_What you are asked to do_
When a line of the entries contains the word "data", report that line.

:: Supplied information ::

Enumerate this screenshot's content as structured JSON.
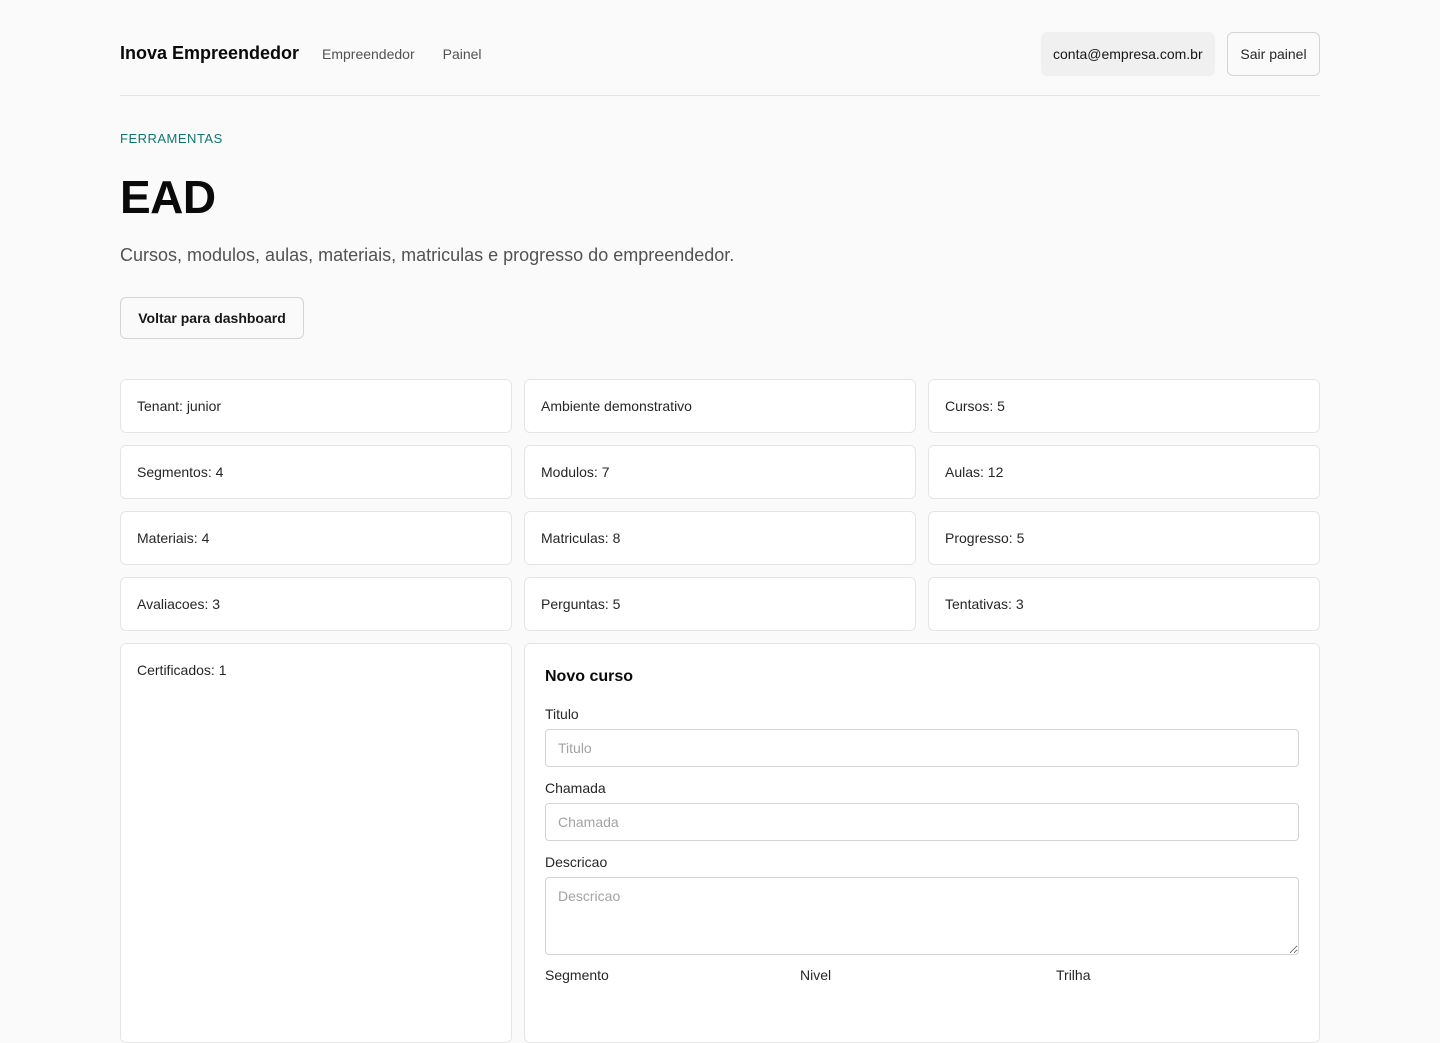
{
  "header": {
    "brand": "Inova Empreendedor",
    "nav": [
      "Empreendedor",
      "Painel"
    ],
    "account": "conta@empresa.com.br",
    "logout": "Sair painel"
  },
  "page": {
    "eyebrow": "FERRAMENTAS",
    "title": "EAD",
    "subtitle": "Cursos, modulos, aulas, materiais, matriculas e progresso do empreendedor.",
    "back": "Voltar para dashboard"
  },
  "stats": [
    "Tenant: junior",
    "Ambiente demonstrativo",
    "Cursos: 5",
    "Segmentos: 4",
    "Modulos: 7",
    "Aulas: 12",
    "Materiais: 4",
    "Matriculas: 8",
    "Progresso: 5",
    "Avaliacoes: 3",
    "Perguntas: 5",
    "Tentativas: 3"
  ],
  "certificates": "Certificados: 1",
  "form": {
    "heading": "Novo curso",
    "titulo_label": "Titulo",
    "titulo_placeholder": "Titulo",
    "chamada_label": "Chamada",
    "chamada_placeholder": "Chamada",
    "descricao_label": "Descricao",
    "descricao_placeholder": "Descricao",
    "segmento_label": "Segmento",
    "nivel_label": "Nivel",
    "trilha_label": "Trilha"
  }
}
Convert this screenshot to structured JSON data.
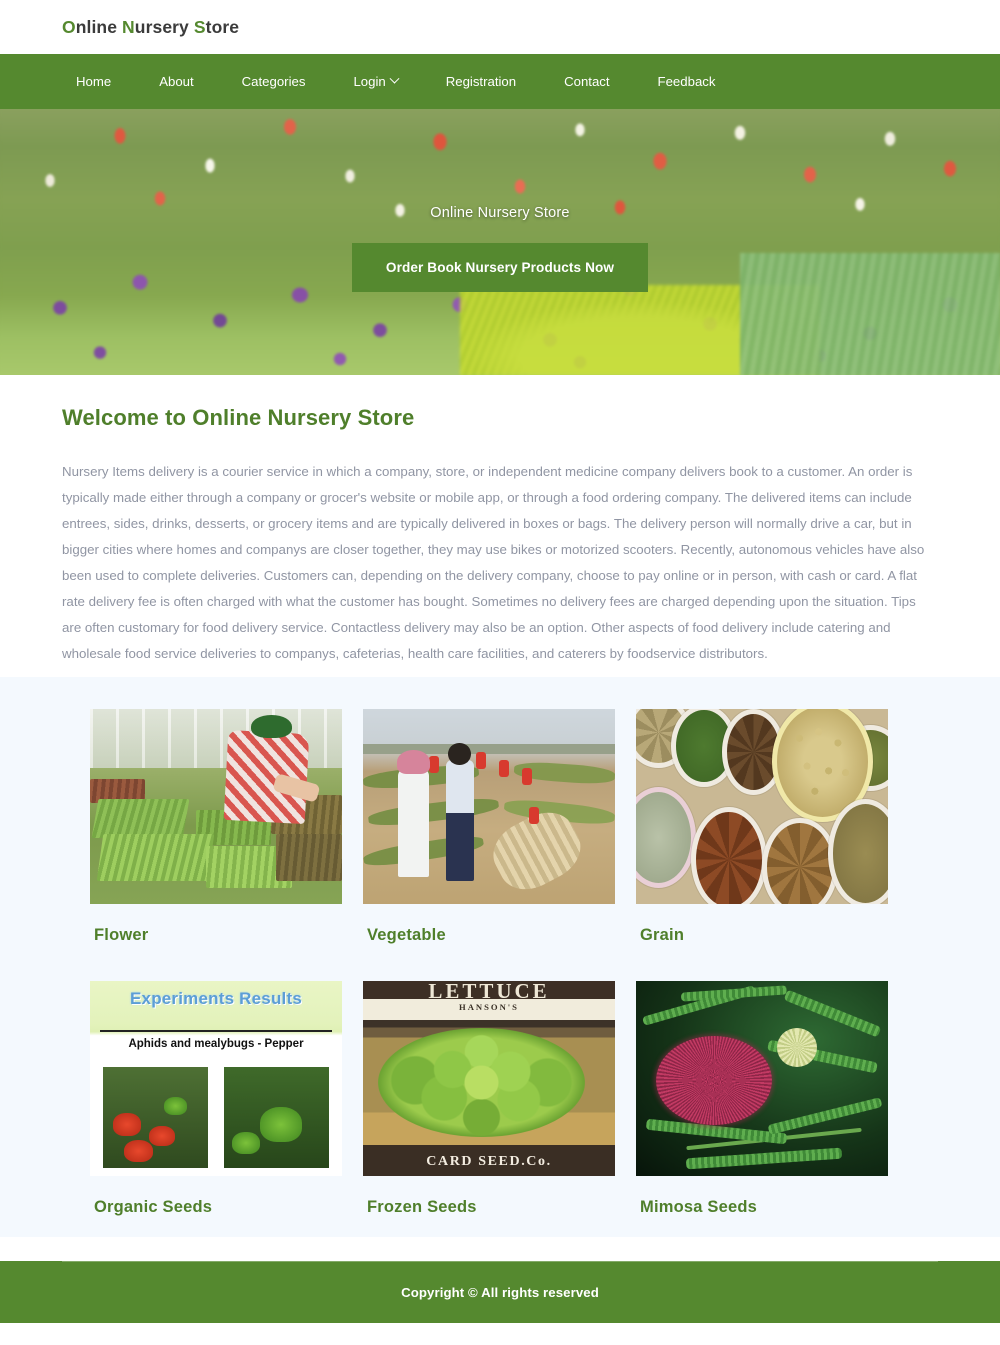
{
  "theme": {
    "brand_green": "#55892F",
    "heading_green": "#4F7F2B",
    "body_gray": "#9095A3",
    "cards_bg": "#F4F9FE",
    "white": "#FFFFFF"
  },
  "header": {
    "brand": {
      "full": "Online Nursery Store",
      "parts": [
        {
          "cap": "O",
          "rest": "nline "
        },
        {
          "cap": "N",
          "rest": "ursery "
        },
        {
          "cap": "S",
          "rest": "tore"
        }
      ]
    }
  },
  "nav": {
    "items": [
      {
        "label": "Home",
        "has_caret": false
      },
      {
        "label": "About",
        "has_caret": false
      },
      {
        "label": "Categories",
        "has_caret": false
      },
      {
        "label": "Login",
        "has_caret": true
      },
      {
        "label": "Registration",
        "has_caret": false
      },
      {
        "label": "Contact",
        "has_caret": false
      },
      {
        "label": "Feedback",
        "has_caret": false
      }
    ]
  },
  "hero": {
    "title": "Online Nursery Store",
    "cta_label": "Order Book Nursery Products Now",
    "image_alt": "flower-field-banner"
  },
  "welcome": {
    "title": "Welcome to Online Nursery Store",
    "body": "Nursery Items delivery is a courier service in which a company, store, or independent medicine company delivers book to a customer. An order is typically made either through a company or grocer's website or mobile app, or through a food ordering company. The delivered items can include entrees, sides, drinks, desserts, or grocery items and are typically delivered in boxes or bags. The delivery person will normally drive a car, but in bigger cities where homes and companys are closer together, they may use bikes or motorized scooters. Recently, autonomous vehicles have also been used to complete deliveries. Customers can, depending on the delivery company, choose to pay online or in person, with cash or card. A flat rate delivery fee is often charged with what the customer has bought. Sometimes no delivery fees are charged depending upon the situation. Tips are often customary for food delivery service. Contactless delivery may also be an option. Other aspects of food delivery include catering and wholesale food service deliveries to companys, cafeterias, health care facilities, and caterers by foodservice distributors."
  },
  "categories": {
    "items": [
      {
        "label": "Flower",
        "image_alt": "greenhouse-seedlings-photo"
      },
      {
        "label": "Vegetable",
        "image_alt": "farm-field-workers-photo"
      },
      {
        "label": "Grain",
        "image_alt": "grain-sacks-photo"
      },
      {
        "label": "Organic Seeds",
        "image_alt": "experiments-results-poster",
        "poster": {
          "title": "Experiments Results",
          "subtitle": "Aphids and mealybugs - Pepper"
        }
      },
      {
        "label": "Frozen Seeds",
        "image_alt": "vintage-lettuce-seed-packet",
        "packet": {
          "top": "LETTUCE",
          "band": "HANSON'S",
          "bottom": "CARD SEED.Co."
        }
      },
      {
        "label": "Mimosa Seeds",
        "image_alt": "mimosa-flower-photo"
      }
    ]
  },
  "footer": {
    "text": "Copyright © All rights reserved"
  }
}
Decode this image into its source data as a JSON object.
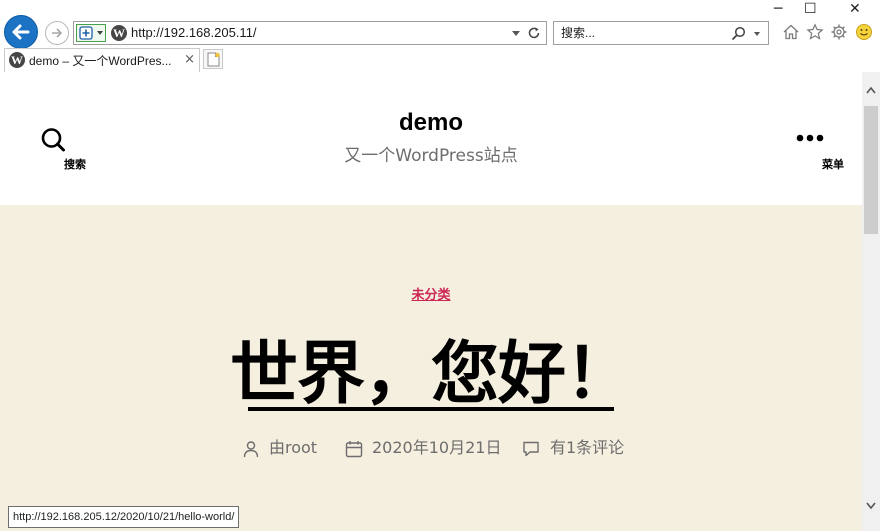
{
  "window": {
    "minimize_glyph": "─",
    "maximize_glyph": "☐",
    "close_glyph": "✕"
  },
  "toolbar": {
    "url": "http://192.168.205.11/",
    "search_placeholder": "搜索..."
  },
  "tabs": [
    {
      "title": "demo – 又一个WordPres...",
      "close_glyph": "×"
    }
  ],
  "site": {
    "title": "demo",
    "description": "又一个WordPress站点",
    "search_label": "搜索",
    "menu_label": "菜单"
  },
  "post": {
    "category": "未分类",
    "title": "世界，您好！",
    "author": "由root",
    "date": "2020年10月21日",
    "comments": "有1条评论"
  },
  "status_bar": {
    "hover_url": "http://192.168.205.12/2020/10/21/hello-world/"
  },
  "colors": {
    "accent": "#cd2653",
    "hero_bg": "#f5efe0",
    "back_button": "#1c73c3",
    "meta_text": "#6d6d6d"
  },
  "icons": [
    "back-arrow-icon",
    "forward-arrow-icon",
    "security-shield-icon",
    "wordpress-icon",
    "refresh-icon",
    "search-icon",
    "home-icon",
    "star-icon",
    "gear-icon",
    "smiley-icon",
    "new-tab-icon",
    "menu-dots-icon",
    "user-icon",
    "calendar-icon",
    "comment-icon",
    "scroll-up-arrow-icon",
    "scroll-down-arrow-icon"
  ]
}
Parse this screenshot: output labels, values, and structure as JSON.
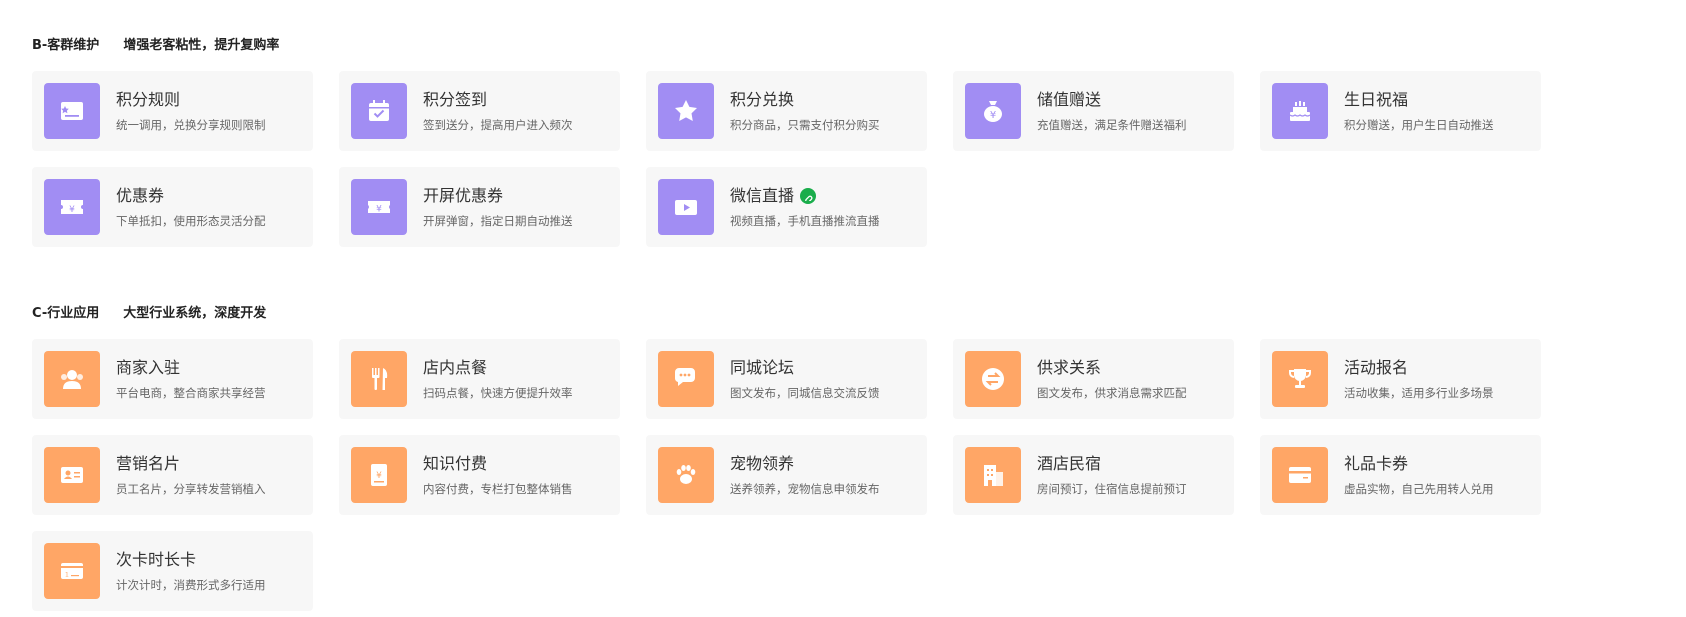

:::

_Response box_
Convert this screenshot to structured JSON data.
Decode this image into its source data as a JSON object.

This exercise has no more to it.